● What you will do:
Would you give the listing again exactly, without its images?
(Supplied material)
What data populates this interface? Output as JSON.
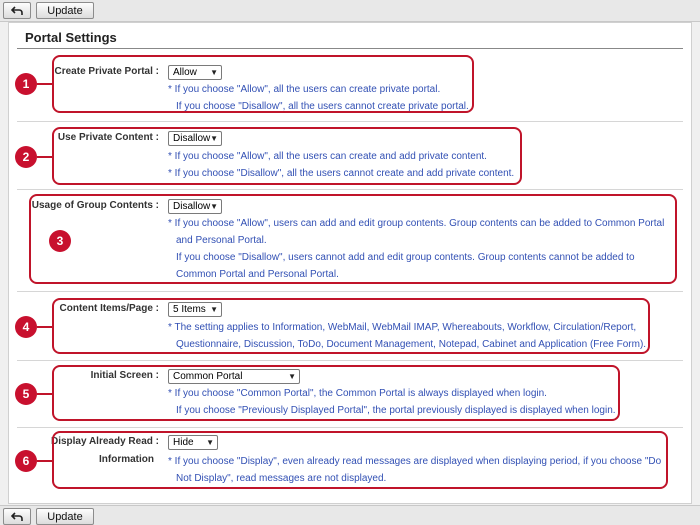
{
  "toolbar": {
    "back_icon": "back-arrow-icon",
    "update_label": "Update"
  },
  "page_title": "Portal Settings",
  "colors": {
    "callout": "#c0142a",
    "note_text": "#3250b4"
  },
  "settings": [
    {
      "number": "1",
      "label": "Create Private Portal",
      "value": "Allow",
      "notes": [
        "* If you choose \"Allow\", all the users can create private portal.",
        "If you choose \"Disallow\", all the users cannot create private portal."
      ]
    },
    {
      "number": "2",
      "label": "Use Private Content",
      "value": "Disallow",
      "notes": [
        "* If you choose \"Allow\", all the users can create and add private content.",
        "* If you choose \"Disallow\", all the users cannot create and add private content."
      ]
    },
    {
      "number": "3",
      "label": "Usage of Group Contents",
      "value": "Disallow",
      "notes": [
        "* If you choose \"Allow\", users can add and edit group contents. Group contents can be added to Common Portal",
        "and Personal Portal.",
        "If you choose \"Disallow\", users cannot add and edit group contents. Group contents cannot be added to",
        "Common Portal and Personal Portal."
      ]
    },
    {
      "number": "4",
      "label": "Content Items/Page",
      "value": "5 Items",
      "notes": [
        "* The setting applies to Information, WebMail, WebMail IMAP, Whereabouts, Workflow, Circulation/Report,",
        "Questionnaire, Discussion, ToDo, Document Management, Notepad, Cabinet and Application (Free Form)."
      ]
    },
    {
      "number": "5",
      "label": "Initial Screen",
      "value": "Common Portal",
      "notes": [
        "* If you choose \"Common Portal\", the Common Portal is always displayed when login.",
        "If you choose \"Previously Displayed Portal\", the portal previously displayed is displayed when login."
      ]
    },
    {
      "number": "6",
      "label": "Display Already Read",
      "label2": "Information",
      "value": "Hide",
      "notes": [
        "* If you choose \"Display\", even already read messages are displayed when displaying period, if you choose \"Do",
        "Not Display\", read messages are not displayed."
      ]
    }
  ]
}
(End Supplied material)
● Solution:
What data populates this interface? Output as JSON.
{
  "toolbar": {
    "back_icon": "back-arrow-icon",
    "update_label": "Update"
  },
  "page_title": "Portal Settings",
  "colors": {
    "callout": "#c0142a",
    "note_text": "#3250b4"
  },
  "settings": [
    {
      "number": "1",
      "label": "Create Private Portal",
      "value": "Allow",
      "notes": [
        "* If you choose \"Allow\", all the users can create private portal.",
        "If you choose \"Disallow\", all the users cannot create private portal."
      ]
    },
    {
      "number": "2",
      "label": "Use Private Content",
      "value": "Disallow",
      "notes": [
        "* If you choose \"Allow\", all the users can create and add private content.",
        "* If you choose \"Disallow\", all the users cannot create and add private content."
      ]
    },
    {
      "number": "3",
      "label": "Usage of Group Contents",
      "value": "Disallow",
      "notes": [
        "* If you choose \"Allow\", users can add and edit group contents. Group contents can be added to Common Portal",
        "and Personal Portal.",
        "If you choose \"Disallow\", users cannot add and edit group contents. Group contents cannot be added to",
        "Common Portal and Personal Portal."
      ]
    },
    {
      "number": "4",
      "label": "Content Items/Page",
      "value": "5 Items",
      "notes": [
        "* The setting applies to Information, WebMail, WebMail IMAP, Whereabouts, Workflow, Circulation/Report,",
        "Questionnaire, Discussion, ToDo, Document Management, Notepad, Cabinet and Application (Free Form)."
      ]
    },
    {
      "number": "5",
      "label": "Initial Screen",
      "value": "Common Portal",
      "notes": [
        "* If you choose \"Common Portal\", the Common Portal is always displayed when login.",
        "If you choose \"Previously Displayed Portal\", the portal previously displayed is displayed when login."
      ]
    },
    {
      "number": "6",
      "label": "Display Already Read",
      "label2": "Information",
      "value": "Hide",
      "notes": [
        "* If you choose \"Display\", even already read messages are displayed when displaying period, if you choose \"Do",
        "Not Display\", read messages are not displayed."
      ]
    }
  ]
}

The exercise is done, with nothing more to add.